How frequently have you done any of the following?
(Answer daily/weekly/monthly/once a year/occasionally/etc)
• Visited an astrologer
Never. Though I used to cast charts while studying astrophysics at university! That’s how I learned it was more a matter of psychology than anything else.
•Looked up your (or someone else’s) horoscope
Occasionally. Not for a long time though. That’s because I got to the point of thinking that being told to be wary of someone simply because they were a Scorpio was as distasteful as being told to be wary of Samoans or Jews. Stereotyping people in the name of entertainment is nonetheless stereotyping them, to all our detriment.
So when someone asks me my star sign, I say I’m an Asparagus.
• Watched a TV psychic (eg, John Edward, Colin Fry)
Sadly, yes, from time to time, but only in a professional capacity in order to make an informed comment.
• Visited a Tarot reader
Once, just to see how they operated.
• Looked up your (or someone else’s) biorhythm profile
Couple of times as a teenager. Seemed to have no relationship whatsoever to what was going on.
• Visited a palm reader
Haven’t encountered one. I’d be intrigued to hear what they think of my lifeline – it doesn’t end but disappears into my wrist skin.
• Prayed to St Christopher to help you find something
No you idiot, that’s St Anthony!
• Visited a psychic
Not personally, but have been to psychic readings and book launches and other promotional marketing activities by the performers involved in this growing industry. Seen the same old dreary parlour tricks time after time, which is sad, ‘specially when you see vulnerable people being ripped off.
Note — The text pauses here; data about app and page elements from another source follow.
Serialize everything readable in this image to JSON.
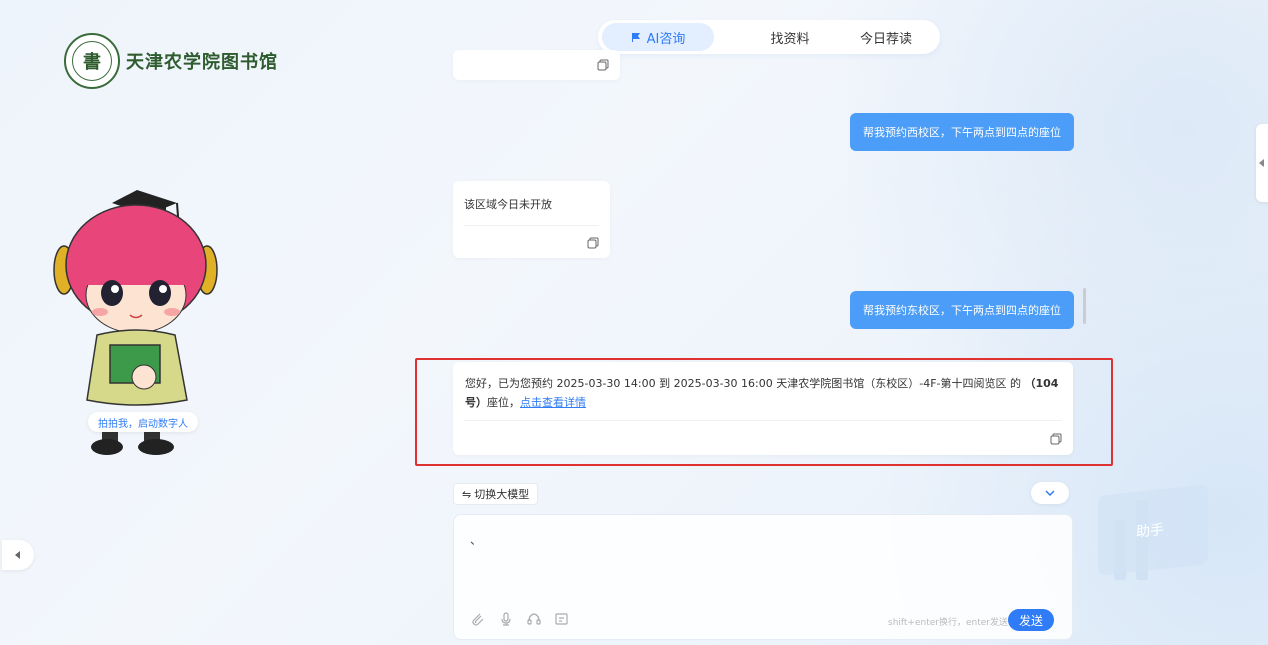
{
  "library": {
    "name": "天津农学院图书馆",
    "seal_char": "書"
  },
  "tabs": [
    {
      "label": "AI咨询",
      "active": true
    },
    {
      "label": "找资料",
      "active": false
    },
    {
      "label": "今日荐读",
      "active": false
    }
  ],
  "messages": {
    "user1": "帮我预约西校区，下午两点到四点的座位",
    "bot1": "该区域今日未开放",
    "user2": "帮我预约东校区，下午两点到四点的座位",
    "bot2": {
      "prefix": "您好，已为您预约 2025-03-30 14:00 到 2025-03-30 16:00 天津农学院图书馆（东校区）-4F-第十四阅览区 的",
      "seat": "（104号）",
      "suffix": "座位，",
      "link": "点击查看详情"
    }
  },
  "model_switch": {
    "icon": "⇋",
    "label": "切换大模型"
  },
  "input": {
    "value": "、",
    "hint": "shift+enter换行，enter发送",
    "send_label": "发送"
  },
  "mascot": {
    "badge": "拍拍我，启动数字人"
  },
  "bg": {
    "label": "助手"
  },
  "colors": {
    "accent": "#2f7cf6",
    "user_bubble": "#4b9df7",
    "highlight": "#e03131",
    "logo_green": "#2e5c2e"
  }
}
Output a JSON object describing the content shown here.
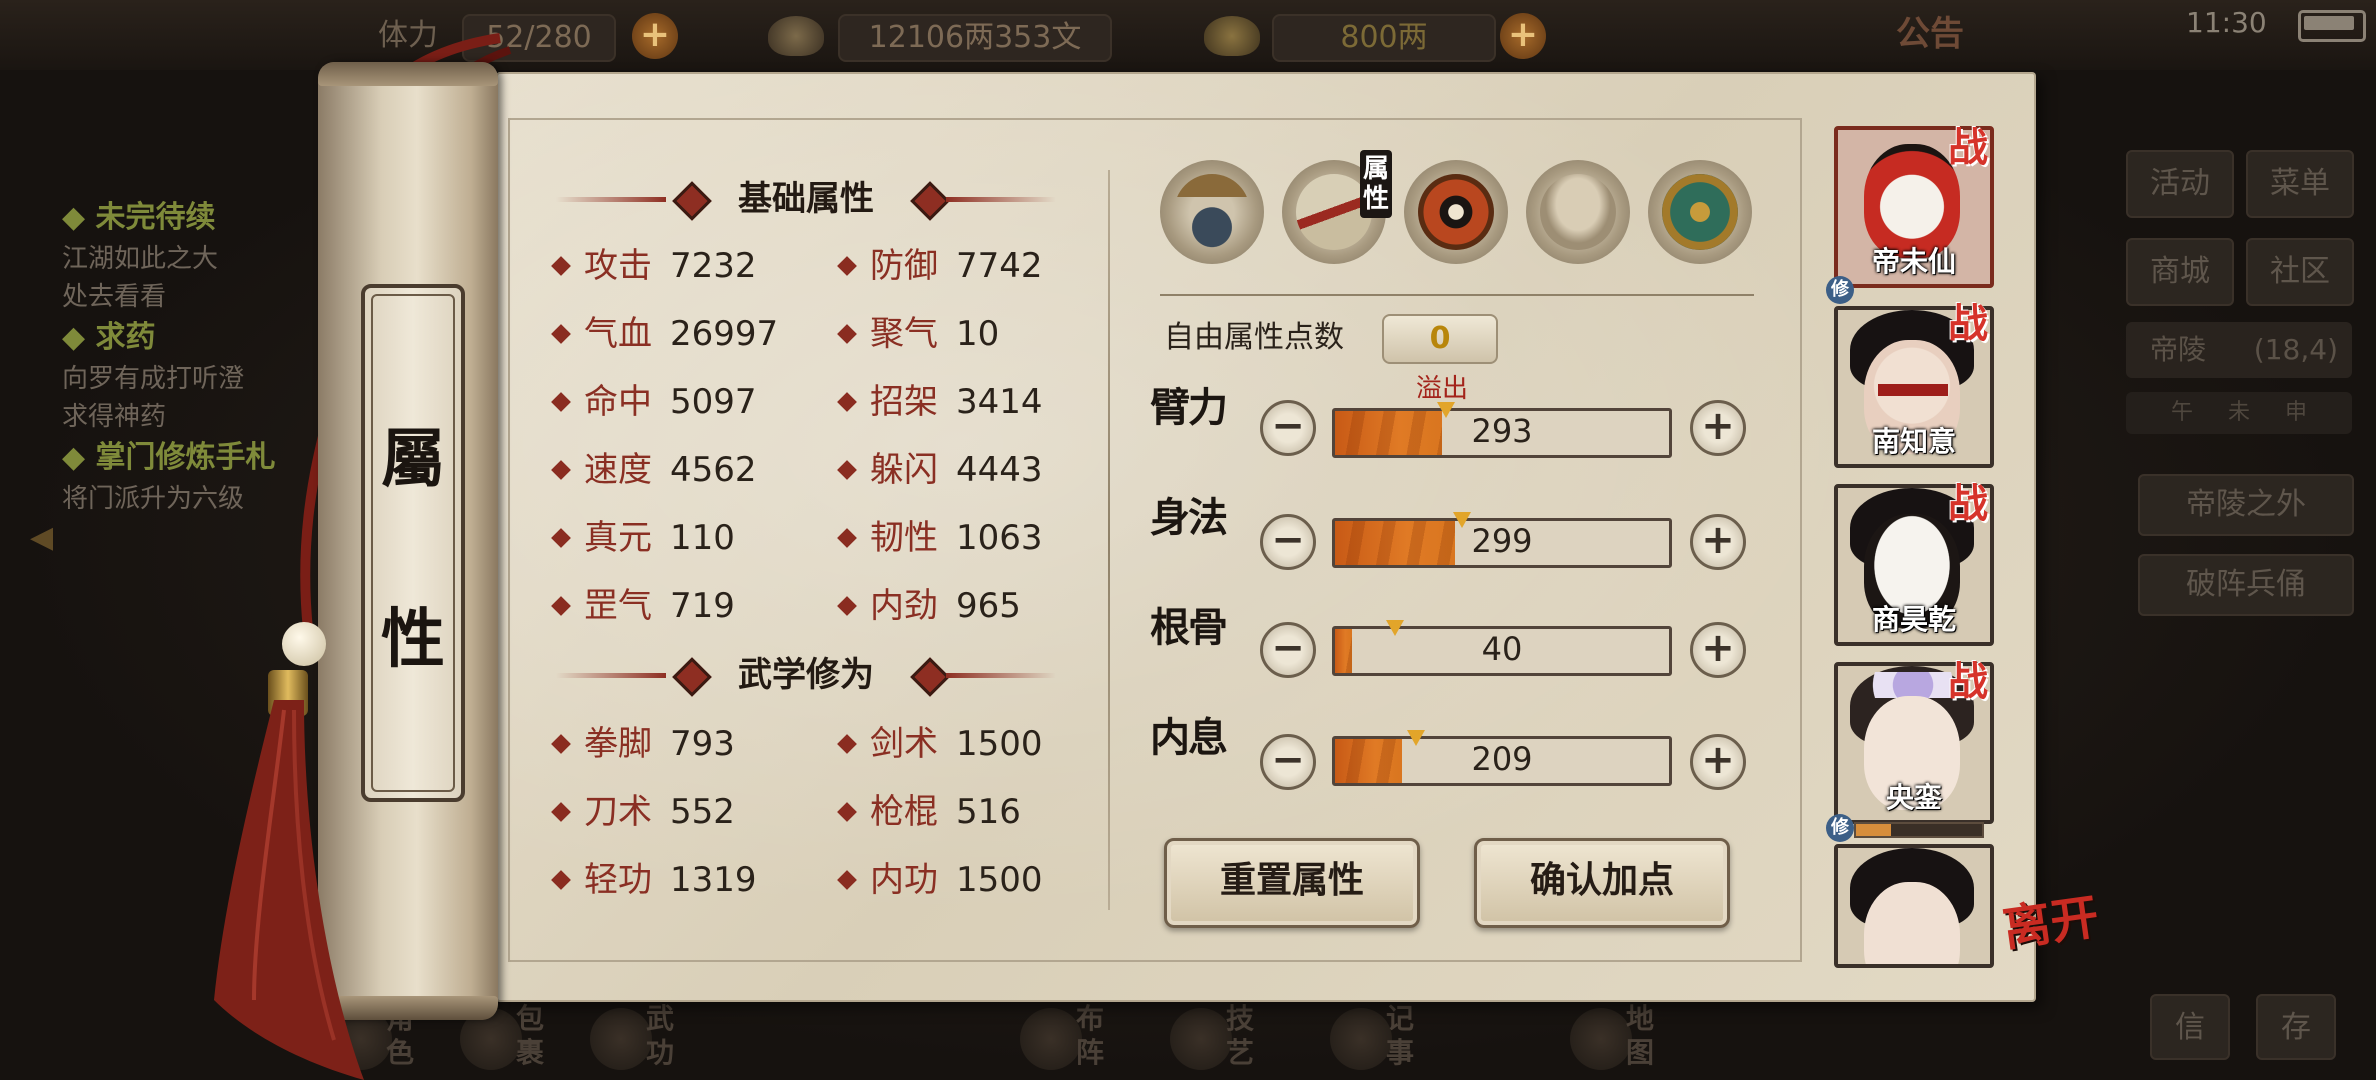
{
  "status": {
    "time": "11:30"
  },
  "topbar": {
    "stamina_label": "体力",
    "stamina": "52/280",
    "silver": "12106两353文",
    "gold": "800两",
    "notice": "公告"
  },
  "quests": [
    {
      "title": "未完待续",
      "lines": [
        "江湖如此之大",
        "处去看看"
      ]
    },
    {
      "title": "求药",
      "lines": [
        "向罗有成打听澄",
        "求得神药"
      ]
    },
    {
      "title": "掌门修炼手札",
      "lines": [
        "将门派升为六级"
      ]
    }
  ],
  "right_bg": {
    "buttons": [
      "活动",
      "菜单",
      "商城",
      "社区"
    ],
    "location": "帝陵",
    "coords": "(18,4)",
    "compass": [
      "午",
      "未",
      "申"
    ],
    "places": [
      "帝陵之外",
      "破阵兵俑"
    ],
    "bottom": [
      "信",
      "存"
    ]
  },
  "bottom_nav": [
    "角色",
    "包裹",
    "武功",
    "布阵",
    "技艺",
    "记事",
    "地图"
  ],
  "scroll_label": [
    "屬",
    "性"
  ],
  "sections": {
    "basic": "基础属性",
    "martial": "武学修为"
  },
  "basic_stats": [
    {
      "name": "攻击",
      "value": "7232"
    },
    {
      "name": "防御",
      "value": "7742"
    },
    {
      "name": "气血",
      "value": "26997"
    },
    {
      "name": "聚气",
      "value": "10"
    },
    {
      "name": "命中",
      "value": "5097"
    },
    {
      "name": "招架",
      "value": "3414"
    },
    {
      "name": "速度",
      "value": "4562"
    },
    {
      "name": "躲闪",
      "value": "4443"
    },
    {
      "name": "真元",
      "value": "110"
    },
    {
      "name": "韧性",
      "value": "1063"
    },
    {
      "name": "罡气",
      "value": "719"
    },
    {
      "name": "内劲",
      "value": "965"
    }
  ],
  "martial_stats": [
    {
      "name": "拳脚",
      "value": "793"
    },
    {
      "name": "剑术",
      "value": "1500"
    },
    {
      "name": "刀术",
      "value": "552"
    },
    {
      "name": "枪棍",
      "value": "516"
    },
    {
      "name": "轻功",
      "value": "1319"
    },
    {
      "name": "内功",
      "value": "1500"
    }
  ],
  "tab_icons": [
    "hat-icon",
    "scroll-icon",
    "bagua-icon",
    "muscle-icon",
    "compass-icon"
  ],
  "selected_tab_label": "属性",
  "free_points_label": "自由属性点数",
  "free_points": "0",
  "overflow_label": "溢出",
  "attributes": [
    {
      "name": "臂力",
      "value": "293",
      "fill": 0.32,
      "marker": 0.34
    },
    {
      "name": "身法",
      "value": "299",
      "fill": 0.36,
      "marker": 0.39
    },
    {
      "name": "根骨",
      "value": "40",
      "fill": 0.05,
      "marker": 0.19
    },
    {
      "name": "内息",
      "value": "209",
      "fill": 0.2,
      "marker": 0.25
    }
  ],
  "buttons": {
    "reset": "重置属性",
    "confirm": "确认加点"
  },
  "party": [
    {
      "name": "帝未仙",
      "battle": "战",
      "cultivate": "修"
    },
    {
      "name": "南知意",
      "battle": "战"
    },
    {
      "name": "商昊乾",
      "battle": "战"
    },
    {
      "name": "央銮",
      "battle": "战",
      "cultivate": "修"
    },
    {
      "name": ""
    }
  ],
  "leave": "离开",
  "colors": {
    "accent_red": "#8a2c20",
    "bar_orange": "#e07a25",
    "paper": "#e2d9c4"
  }
}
• Attended a séance
• Watched ‘Sensing Murder’
Sadly, yes, from time to time, but only in a professional capacity in order to make an informed comment. I find such psychological manipulation ethically objectionable, especially as an excuse for exploitainment. (Isn’t that a fine word – we need to introduce it into the idiom!)